Crypt at Christ Church Cathedral

The afternoon light is goldening when we leave the cathedral. We get lost on our way home, naturally, but it’s hard to be troubled by that when our ears are filled with the cries of seagulls mixed with tolling bells and we’re surrounded by shamrocked windows and church steeples.

One thing does shock us. The garbage. We are continually surprised to find trash sullying the streets: cups, wrappers, shoes, plastic bags, even a soggy pillow wallowing in the drain below the curb. Every time I raise my phone to take a picture, I have to make sure I’m not capturing someone’s abandoned Burger King (yes, they have Burger King) spilling half-eaten meat on the asphalt.

Time goes on and we’re getting a bit desperate for our misplaced hotel when we discover a little café where a charming, slightly portly man in a trim wool vest serves us hot black tea which makes us feel invincible again. We forget to ask our barista’s name so we privately christen him John as we set out again.

Curry in Dublin
Freezing, starving, and grateful.

Finally back at the guesthouse, we decide we are craving Indian curry, but venturing downtown one more time, even with a plethora of maps, is out of the question, so I google a restaurant that delivers takeout and then spend six minutes on the phone at a dollar a minute, repeating our order three times with an Indian woman whose accent is a quick and curling as a whip.

Dinner is worth the bother. Curry and naan have never tasted more intoxicating. Huddling in our coats in our freezing bedroom (the heater appears to be in hibernation), we eat off our laps on the floor so we won’t spill on our white bedspreads. Then we open the window and place our leftovers on the chilly sill, instructing the pigeons to leave them be.

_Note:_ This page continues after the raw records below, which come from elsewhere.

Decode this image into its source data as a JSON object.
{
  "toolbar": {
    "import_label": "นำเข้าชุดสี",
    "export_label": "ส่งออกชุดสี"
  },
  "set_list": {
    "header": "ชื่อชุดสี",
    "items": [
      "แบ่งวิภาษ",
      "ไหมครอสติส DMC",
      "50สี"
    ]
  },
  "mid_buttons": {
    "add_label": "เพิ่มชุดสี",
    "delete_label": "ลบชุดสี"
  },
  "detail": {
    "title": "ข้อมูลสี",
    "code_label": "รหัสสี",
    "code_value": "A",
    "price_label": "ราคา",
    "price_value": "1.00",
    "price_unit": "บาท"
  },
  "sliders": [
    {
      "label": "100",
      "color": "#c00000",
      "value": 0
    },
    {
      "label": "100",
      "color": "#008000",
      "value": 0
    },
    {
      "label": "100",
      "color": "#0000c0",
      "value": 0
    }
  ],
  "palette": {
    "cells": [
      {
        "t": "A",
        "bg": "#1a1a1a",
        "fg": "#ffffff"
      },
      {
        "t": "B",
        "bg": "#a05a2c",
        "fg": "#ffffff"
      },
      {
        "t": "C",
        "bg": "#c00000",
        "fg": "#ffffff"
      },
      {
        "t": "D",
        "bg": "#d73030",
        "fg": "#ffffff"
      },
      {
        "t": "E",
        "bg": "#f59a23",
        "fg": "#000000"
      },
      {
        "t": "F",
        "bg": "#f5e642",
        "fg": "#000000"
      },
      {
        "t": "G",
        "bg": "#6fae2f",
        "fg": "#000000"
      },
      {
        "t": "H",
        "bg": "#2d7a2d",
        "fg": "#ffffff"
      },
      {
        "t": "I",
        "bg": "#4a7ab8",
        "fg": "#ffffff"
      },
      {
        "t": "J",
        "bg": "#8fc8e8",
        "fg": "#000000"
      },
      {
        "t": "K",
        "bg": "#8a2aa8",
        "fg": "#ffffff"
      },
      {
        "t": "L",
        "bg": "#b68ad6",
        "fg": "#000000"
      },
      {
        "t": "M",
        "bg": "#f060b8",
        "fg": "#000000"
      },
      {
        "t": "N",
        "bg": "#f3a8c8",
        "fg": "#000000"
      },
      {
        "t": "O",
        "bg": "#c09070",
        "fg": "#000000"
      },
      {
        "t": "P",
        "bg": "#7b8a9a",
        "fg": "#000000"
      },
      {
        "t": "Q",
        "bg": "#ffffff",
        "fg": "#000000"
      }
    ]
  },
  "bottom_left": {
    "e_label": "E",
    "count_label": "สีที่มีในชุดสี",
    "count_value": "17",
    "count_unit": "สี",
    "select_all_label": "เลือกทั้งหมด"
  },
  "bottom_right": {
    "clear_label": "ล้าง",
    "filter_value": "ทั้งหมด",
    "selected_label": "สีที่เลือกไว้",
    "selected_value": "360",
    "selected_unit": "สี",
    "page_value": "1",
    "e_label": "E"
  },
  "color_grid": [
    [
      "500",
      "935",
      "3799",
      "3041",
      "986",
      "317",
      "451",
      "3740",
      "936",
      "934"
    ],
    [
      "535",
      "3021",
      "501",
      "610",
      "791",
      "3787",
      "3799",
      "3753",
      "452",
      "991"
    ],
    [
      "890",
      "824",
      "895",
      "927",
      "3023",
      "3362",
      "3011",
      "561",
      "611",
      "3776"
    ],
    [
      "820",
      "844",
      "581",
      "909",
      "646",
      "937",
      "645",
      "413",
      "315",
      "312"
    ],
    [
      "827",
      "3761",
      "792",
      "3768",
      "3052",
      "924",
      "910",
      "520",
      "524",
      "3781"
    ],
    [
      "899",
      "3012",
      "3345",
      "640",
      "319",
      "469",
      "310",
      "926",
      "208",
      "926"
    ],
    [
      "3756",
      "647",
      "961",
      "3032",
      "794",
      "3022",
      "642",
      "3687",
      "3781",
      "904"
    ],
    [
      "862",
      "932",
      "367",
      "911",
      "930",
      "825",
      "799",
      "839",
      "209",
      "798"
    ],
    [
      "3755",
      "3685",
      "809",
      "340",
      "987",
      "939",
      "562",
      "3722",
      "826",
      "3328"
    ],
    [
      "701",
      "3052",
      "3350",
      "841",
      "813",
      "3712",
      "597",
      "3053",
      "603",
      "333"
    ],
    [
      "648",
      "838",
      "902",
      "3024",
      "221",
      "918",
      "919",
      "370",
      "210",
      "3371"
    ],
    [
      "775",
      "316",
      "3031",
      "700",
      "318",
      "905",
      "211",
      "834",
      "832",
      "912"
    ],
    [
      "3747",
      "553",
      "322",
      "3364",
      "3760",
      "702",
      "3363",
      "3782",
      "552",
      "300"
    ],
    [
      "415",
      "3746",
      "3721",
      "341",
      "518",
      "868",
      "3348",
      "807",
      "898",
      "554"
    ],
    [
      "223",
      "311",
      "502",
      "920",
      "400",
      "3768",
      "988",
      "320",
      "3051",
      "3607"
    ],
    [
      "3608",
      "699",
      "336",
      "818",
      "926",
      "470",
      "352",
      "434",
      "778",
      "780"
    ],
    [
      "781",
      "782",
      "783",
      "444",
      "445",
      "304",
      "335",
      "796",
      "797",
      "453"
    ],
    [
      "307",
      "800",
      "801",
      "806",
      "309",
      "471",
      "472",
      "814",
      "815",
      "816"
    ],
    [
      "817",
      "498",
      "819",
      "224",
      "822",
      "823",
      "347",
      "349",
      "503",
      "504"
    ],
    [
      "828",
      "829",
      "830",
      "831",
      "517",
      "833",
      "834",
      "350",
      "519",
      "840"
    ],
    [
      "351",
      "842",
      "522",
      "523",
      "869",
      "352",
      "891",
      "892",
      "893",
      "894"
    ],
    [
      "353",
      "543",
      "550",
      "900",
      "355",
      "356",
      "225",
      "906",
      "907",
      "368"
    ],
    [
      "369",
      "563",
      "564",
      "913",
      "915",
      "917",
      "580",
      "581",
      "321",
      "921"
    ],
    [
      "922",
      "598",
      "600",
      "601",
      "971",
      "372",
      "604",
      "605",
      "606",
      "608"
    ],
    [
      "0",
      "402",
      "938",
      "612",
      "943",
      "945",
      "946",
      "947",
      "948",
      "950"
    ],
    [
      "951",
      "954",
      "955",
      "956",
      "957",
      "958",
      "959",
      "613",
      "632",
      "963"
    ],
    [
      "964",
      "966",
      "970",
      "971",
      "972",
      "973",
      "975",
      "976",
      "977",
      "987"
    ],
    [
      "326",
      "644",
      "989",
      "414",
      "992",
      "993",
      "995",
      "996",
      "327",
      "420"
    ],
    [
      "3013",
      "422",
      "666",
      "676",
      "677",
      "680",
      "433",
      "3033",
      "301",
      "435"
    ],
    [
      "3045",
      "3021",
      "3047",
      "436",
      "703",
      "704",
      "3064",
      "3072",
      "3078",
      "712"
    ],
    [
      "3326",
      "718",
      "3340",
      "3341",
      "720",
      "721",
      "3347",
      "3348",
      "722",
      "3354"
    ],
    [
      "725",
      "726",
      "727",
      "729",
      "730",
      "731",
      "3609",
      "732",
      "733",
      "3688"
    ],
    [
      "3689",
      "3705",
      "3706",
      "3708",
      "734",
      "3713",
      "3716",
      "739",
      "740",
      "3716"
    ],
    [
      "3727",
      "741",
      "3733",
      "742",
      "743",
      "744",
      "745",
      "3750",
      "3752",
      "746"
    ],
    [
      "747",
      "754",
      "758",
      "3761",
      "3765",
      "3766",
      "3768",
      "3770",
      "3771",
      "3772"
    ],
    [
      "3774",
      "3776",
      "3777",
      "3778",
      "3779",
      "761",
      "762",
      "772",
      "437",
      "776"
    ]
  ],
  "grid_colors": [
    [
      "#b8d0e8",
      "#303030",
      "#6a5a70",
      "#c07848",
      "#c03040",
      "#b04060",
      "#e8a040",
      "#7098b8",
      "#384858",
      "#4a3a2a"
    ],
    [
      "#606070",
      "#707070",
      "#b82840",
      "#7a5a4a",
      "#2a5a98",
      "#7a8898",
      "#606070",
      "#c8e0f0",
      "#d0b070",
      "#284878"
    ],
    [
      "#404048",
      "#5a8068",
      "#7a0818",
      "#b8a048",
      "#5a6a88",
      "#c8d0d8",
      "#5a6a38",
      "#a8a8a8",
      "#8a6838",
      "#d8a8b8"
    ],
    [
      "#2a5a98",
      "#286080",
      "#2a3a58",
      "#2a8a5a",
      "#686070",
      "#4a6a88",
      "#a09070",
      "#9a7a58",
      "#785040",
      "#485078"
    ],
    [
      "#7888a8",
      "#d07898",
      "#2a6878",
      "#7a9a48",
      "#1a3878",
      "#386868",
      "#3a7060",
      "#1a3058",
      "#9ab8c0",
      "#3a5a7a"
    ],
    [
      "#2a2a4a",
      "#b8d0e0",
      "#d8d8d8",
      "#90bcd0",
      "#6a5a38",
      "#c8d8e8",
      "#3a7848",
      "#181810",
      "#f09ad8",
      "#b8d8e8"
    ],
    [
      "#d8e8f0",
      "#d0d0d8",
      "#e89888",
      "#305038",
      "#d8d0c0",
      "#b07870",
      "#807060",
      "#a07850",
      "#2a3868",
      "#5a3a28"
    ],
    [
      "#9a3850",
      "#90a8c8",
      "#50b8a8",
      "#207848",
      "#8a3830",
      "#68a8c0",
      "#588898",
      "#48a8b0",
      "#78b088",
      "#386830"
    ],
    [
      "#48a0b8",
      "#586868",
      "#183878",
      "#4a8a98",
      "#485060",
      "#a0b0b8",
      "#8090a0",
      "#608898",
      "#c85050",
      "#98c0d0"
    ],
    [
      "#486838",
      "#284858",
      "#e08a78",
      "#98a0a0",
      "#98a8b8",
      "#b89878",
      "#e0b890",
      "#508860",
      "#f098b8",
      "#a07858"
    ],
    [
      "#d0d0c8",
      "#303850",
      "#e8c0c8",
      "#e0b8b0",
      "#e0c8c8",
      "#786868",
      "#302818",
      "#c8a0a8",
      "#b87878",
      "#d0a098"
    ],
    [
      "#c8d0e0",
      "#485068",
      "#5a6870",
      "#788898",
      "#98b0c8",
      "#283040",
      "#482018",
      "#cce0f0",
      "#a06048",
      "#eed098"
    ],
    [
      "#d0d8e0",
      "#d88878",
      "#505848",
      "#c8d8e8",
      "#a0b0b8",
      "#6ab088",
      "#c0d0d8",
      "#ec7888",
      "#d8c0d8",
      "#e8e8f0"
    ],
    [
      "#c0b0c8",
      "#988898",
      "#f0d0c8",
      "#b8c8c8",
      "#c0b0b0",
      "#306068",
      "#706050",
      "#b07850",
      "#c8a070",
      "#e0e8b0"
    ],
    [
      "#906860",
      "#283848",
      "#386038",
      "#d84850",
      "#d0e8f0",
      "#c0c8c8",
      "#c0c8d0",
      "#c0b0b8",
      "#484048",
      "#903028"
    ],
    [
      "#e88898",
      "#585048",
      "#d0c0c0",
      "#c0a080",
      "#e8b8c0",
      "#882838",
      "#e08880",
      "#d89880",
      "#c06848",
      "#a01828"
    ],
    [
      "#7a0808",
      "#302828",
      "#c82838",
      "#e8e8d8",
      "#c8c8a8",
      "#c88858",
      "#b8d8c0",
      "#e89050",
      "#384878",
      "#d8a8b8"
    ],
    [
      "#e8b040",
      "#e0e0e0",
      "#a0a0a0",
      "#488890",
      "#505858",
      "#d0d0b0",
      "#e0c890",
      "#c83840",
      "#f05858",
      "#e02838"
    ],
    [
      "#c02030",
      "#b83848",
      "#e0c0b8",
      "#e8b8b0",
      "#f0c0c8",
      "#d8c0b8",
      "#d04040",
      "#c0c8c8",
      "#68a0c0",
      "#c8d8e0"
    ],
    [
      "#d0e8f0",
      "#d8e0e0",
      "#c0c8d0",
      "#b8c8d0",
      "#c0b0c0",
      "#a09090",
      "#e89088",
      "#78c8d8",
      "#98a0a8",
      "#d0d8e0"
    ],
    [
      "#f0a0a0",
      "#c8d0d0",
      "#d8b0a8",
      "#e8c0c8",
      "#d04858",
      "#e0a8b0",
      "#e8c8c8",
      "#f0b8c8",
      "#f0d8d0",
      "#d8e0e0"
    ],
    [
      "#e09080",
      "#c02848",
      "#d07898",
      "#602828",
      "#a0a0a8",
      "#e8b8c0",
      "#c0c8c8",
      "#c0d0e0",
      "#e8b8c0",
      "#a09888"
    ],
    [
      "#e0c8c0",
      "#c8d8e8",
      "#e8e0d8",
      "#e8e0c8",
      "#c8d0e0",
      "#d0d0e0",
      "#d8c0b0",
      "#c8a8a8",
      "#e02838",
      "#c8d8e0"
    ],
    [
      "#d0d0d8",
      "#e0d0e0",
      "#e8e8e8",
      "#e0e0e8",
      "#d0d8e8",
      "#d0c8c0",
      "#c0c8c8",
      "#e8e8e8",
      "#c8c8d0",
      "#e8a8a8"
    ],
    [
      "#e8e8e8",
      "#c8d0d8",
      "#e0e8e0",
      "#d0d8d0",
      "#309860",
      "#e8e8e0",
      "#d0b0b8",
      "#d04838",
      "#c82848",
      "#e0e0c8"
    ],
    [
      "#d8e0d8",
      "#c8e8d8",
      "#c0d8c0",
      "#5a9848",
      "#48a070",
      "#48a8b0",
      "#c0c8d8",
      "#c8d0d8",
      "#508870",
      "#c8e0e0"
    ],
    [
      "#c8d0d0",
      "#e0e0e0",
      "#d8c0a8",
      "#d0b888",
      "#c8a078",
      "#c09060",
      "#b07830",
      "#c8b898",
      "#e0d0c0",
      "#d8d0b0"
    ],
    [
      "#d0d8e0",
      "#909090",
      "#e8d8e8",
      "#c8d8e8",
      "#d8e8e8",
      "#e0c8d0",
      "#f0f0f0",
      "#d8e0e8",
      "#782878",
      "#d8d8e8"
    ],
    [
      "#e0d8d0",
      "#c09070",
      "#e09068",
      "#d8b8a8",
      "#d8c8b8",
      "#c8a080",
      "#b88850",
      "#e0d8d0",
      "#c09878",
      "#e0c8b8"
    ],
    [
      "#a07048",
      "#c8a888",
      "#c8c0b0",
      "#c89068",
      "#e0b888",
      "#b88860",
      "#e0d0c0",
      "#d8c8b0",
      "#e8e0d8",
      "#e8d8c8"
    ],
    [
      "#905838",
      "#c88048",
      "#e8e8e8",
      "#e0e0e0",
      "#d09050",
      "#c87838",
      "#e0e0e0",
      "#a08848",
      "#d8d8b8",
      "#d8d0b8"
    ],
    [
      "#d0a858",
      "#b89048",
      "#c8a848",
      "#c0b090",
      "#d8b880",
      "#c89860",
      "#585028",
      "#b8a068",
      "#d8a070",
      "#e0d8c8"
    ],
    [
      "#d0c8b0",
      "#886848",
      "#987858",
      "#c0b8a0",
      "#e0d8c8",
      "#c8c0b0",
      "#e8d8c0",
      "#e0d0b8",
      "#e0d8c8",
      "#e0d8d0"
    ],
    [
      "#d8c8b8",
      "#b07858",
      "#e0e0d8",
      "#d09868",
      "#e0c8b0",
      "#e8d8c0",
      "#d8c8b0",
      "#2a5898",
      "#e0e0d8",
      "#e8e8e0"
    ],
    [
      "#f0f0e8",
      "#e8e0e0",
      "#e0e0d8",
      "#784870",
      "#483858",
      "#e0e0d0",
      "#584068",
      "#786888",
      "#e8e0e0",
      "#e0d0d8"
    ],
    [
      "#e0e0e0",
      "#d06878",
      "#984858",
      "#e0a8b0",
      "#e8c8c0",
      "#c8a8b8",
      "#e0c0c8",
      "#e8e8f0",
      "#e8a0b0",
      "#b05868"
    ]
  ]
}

We shower, don warm pajamas, and bundle in bed. Grace is out instantly. My eyes are falling shut on their own accord; I’ve now gone 34 hours without sleep and I haven’t had a full night’s rest since Thursday in Boise, which feels like an alien time and place at the end of a long, long tunnel behind me. But I have to journal. Our day was an intense feast and I must digest by putting it into words. I stay up late, typing. Editing pictures. Posting a photo album on Facebook. I am filled to the brim with shock that we’re here in Dublin, wonder at the thousands of years of history we have just roamed, and above all, gratitude. Heavy, delightful gratitude. For here. For airplanes that didn’t crash. For sunshine. For Kalkidan. For strong Irish tea and jovial Dubliners.

And there are still 18 days and 15 cities to go.